| Assignment |
Using the listing that follows, return every line with the word "active".

| Records to process |
=======

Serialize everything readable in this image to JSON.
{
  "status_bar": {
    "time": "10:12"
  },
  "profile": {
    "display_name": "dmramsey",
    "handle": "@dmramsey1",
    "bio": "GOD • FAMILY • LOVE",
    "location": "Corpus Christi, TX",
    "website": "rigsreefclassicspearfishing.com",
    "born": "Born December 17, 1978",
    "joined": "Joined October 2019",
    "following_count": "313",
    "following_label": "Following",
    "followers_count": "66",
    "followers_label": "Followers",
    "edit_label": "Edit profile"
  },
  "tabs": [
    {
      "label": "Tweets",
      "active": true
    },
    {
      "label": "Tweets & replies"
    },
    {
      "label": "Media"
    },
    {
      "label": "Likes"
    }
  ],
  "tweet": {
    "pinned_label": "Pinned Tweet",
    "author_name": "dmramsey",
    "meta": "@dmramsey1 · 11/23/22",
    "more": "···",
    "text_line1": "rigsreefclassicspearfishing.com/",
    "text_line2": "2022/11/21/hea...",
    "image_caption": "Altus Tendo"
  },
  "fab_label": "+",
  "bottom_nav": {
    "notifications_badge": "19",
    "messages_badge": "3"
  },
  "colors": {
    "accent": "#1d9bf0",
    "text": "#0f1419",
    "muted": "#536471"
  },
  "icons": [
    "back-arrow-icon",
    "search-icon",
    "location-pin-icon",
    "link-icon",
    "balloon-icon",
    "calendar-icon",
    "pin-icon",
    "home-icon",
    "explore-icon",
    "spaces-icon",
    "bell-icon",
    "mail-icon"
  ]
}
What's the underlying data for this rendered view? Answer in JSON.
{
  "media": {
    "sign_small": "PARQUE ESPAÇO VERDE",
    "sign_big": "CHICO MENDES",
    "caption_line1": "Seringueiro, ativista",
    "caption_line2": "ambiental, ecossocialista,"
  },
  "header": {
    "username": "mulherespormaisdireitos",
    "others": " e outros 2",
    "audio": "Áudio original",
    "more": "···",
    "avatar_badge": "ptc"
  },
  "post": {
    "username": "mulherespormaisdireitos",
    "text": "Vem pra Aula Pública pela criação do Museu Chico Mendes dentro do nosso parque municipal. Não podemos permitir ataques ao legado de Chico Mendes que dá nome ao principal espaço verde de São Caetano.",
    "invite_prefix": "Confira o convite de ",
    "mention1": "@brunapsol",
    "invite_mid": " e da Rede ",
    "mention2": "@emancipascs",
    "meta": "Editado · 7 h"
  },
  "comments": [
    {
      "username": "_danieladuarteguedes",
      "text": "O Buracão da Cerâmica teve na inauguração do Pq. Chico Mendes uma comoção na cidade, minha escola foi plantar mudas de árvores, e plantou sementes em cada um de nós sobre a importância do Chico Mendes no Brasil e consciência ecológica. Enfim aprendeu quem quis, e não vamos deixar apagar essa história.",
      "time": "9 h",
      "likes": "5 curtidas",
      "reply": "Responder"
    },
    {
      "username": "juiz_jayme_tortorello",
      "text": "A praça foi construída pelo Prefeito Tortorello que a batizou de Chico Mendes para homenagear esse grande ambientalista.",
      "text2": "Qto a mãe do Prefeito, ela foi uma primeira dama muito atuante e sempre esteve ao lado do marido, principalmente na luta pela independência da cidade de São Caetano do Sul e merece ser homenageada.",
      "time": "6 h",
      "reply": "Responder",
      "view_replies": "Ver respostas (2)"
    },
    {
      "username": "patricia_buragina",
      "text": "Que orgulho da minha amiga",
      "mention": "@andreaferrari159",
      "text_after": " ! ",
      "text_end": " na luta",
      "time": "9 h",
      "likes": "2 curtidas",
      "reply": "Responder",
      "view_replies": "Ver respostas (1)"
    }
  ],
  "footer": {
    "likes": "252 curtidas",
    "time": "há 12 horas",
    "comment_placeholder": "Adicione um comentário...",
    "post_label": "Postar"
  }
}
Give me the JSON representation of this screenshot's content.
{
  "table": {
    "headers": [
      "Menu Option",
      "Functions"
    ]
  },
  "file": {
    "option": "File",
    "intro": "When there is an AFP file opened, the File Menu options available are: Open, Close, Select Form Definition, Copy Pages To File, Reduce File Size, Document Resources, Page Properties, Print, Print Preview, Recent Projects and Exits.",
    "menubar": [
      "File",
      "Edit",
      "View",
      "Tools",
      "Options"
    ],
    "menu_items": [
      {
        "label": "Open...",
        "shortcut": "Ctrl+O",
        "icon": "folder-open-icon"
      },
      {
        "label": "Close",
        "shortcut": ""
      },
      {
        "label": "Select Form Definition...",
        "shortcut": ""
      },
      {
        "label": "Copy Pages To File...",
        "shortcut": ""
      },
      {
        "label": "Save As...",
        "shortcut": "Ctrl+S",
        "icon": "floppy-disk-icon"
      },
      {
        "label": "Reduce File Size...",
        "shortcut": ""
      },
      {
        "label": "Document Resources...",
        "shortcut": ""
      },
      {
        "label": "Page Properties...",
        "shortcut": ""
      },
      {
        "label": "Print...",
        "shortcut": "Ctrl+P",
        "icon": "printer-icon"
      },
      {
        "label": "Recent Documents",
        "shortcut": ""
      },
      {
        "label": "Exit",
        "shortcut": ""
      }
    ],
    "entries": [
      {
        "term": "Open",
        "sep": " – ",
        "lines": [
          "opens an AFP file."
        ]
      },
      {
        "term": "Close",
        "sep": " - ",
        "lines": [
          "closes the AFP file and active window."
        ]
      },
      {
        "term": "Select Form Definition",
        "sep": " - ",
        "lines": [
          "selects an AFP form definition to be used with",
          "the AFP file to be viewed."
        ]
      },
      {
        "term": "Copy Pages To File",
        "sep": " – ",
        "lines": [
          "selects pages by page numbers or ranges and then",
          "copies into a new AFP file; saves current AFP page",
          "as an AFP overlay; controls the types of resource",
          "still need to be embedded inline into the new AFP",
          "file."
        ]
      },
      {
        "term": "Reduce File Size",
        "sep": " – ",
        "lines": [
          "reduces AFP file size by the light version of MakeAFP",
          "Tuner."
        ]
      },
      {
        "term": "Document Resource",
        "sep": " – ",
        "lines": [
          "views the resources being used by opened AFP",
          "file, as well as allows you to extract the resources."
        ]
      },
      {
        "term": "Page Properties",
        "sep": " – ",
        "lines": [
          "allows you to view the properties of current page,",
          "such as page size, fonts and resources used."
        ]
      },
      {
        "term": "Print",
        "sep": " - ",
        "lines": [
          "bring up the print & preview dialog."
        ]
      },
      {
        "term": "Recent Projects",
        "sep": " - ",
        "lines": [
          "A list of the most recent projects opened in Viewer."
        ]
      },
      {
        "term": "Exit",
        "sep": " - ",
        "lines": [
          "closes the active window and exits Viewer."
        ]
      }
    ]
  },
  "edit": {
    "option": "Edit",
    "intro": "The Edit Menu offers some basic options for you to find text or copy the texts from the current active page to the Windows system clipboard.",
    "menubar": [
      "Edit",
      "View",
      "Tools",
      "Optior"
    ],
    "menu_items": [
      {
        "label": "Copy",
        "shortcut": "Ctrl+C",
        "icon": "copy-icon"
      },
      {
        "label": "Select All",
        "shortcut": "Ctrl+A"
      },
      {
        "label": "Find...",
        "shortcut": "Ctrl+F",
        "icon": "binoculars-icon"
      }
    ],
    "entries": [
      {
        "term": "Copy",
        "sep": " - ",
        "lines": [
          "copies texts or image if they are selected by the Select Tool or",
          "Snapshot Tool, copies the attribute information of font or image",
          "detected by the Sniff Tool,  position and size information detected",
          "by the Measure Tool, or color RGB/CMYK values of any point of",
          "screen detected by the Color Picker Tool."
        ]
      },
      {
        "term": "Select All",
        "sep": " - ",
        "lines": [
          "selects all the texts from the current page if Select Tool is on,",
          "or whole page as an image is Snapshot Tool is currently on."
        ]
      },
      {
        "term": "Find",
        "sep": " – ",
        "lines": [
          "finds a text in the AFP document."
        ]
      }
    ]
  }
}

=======

| Task answer |
      "active": true
          "closes the AFP file and active window."
          "closes the active window and exits Viewer."
    "intro": "The Edit Menu offers some basic options for you to find text or copy the texts from the current active page to the Windows system clipboard.",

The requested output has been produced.